Rowntree: Lions leaving no stone unturned
Graham Rowntree has revealed the intense detail that is underpinning the British and Irish Lions' Test team selection for next week's series opener against Australia in Brisbane.
The Lions play their penultimate warm-up game tomorrow before tackling the Wallabies, with New South Wales Waratahs providing the opposition at Allianz Stadium.
It will be an opportunity for players to stake another claim as the countdown continues towards next Thursday's team announcement.
Asked if the selection process had been ongoing since the tour opener against the Barbarians in Hong Kong two weeks ago, Lions assistant coach Rowntree said: "We have been doing that since the very first training session at the Vale of Glamorgan (last month).
"We watch how the guys are in the environment, who the diligent ones are, watching the computer, who are the ones learning the calls.
"We watch training videos back, see how the body language is. We are watching them 24/7.
"I must say I have been very impressed. They are everything I expected. They have all been very professional."
The possible Lions Test pack - Mako Vunipola, Tom Youngs, Adam Jones, Alun-Wyn Jones, Paul O'Connell, Tom Croft, Sam Warburton and Jamie Heaslip - will be in action tomorrow, along with probable Test half-backs Jonathan Sexton and Mike Phillips.
But the coaching staff have maintained throughout they will not begin making definitive Test team decisions until after Tuesday's clash against the Brumbies in Canberra.
"It will be tough tomorrow - this fixture 12 years ago was fairly tough," Rowntree added.
"It is our next game with new combinations. Guys have really got to take their opportunities because we are watching, in training as well.
"We got a good test last week (against Queensland Reds). Crikey, they ran us ragged.

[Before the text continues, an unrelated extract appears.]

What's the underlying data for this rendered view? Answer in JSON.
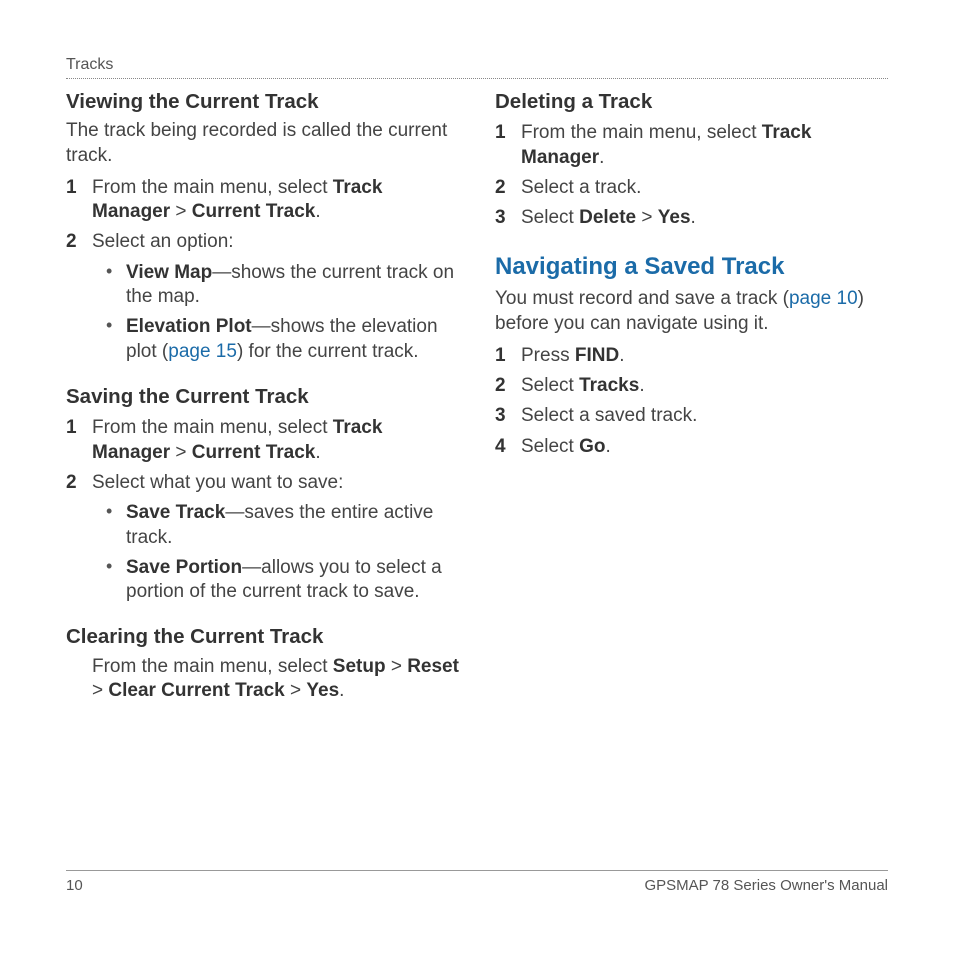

I am sure the Waratahs will give us another work-out.
"It wasn't an 80-minute performance last Saturday and we have certainly looked at that in review. The third quarter was littered with errors which really broke our stride."
Among those hoping for an opportunity tomorrow will be Ireland full-back Rob Kearney, who has recovered from a torn hamstring to be on the replacements' bench tomorrow and make his first appearance Down Under.
"I spoke to 'Gats' (Lions head coach Warren Gatland) in Hong Kong and he said that if you need two weeks, take it," Kearney said.
"When you have that sort of clarity there from a coach it makes it pretty easy to focus your own mind. You don't start wandering too much.
"I took a huge amount of solace from that and it spurred me on to get fit that little bit quicker to repay that faith he showed in me.
"I think this is a much stronger squad than four years ago (in South Africa). It is younger, but it still has that experience as well.
"What is great about this squad is there are so many Test players in it. You could happily see anyone on the field playing against the Aussies and doing a pretty good job, whereas four years ago in South Africa we might not have had the same depth in the squad."
For their part, the Waratahs are without several players away with the Wallabies for pre-Test series training, but skipper Dave Dennis and centre Rob Horne have been released back to play in tomorrow's fixture.
For the two of them, tomorrow's game will provide a first-hand insight into what Australia could expect next week.
"We can't predict what they are going to throw at us in the first Test," Dennis said.
"But playing tomorrow will give us a better idea of what we are going to face. There is a chance I may not be selected in the Test series, so this could be my first and last opportunity to play them, or it could be the first of four.
"We are just going to keep it simple, be physical and go at them. We're not going to get bogged down in the fact that they are the Lions and we are the poor old Waratahs.
"The reality is it's a two-horse race and we are going to try and knock them off.
"We need to hold on to the ball and play how we've played all year. But we need to do that at another level, a higher intensity.
"They don't know what they are going to face until we get out there. Likewise, we don't know what they're going to throw against us."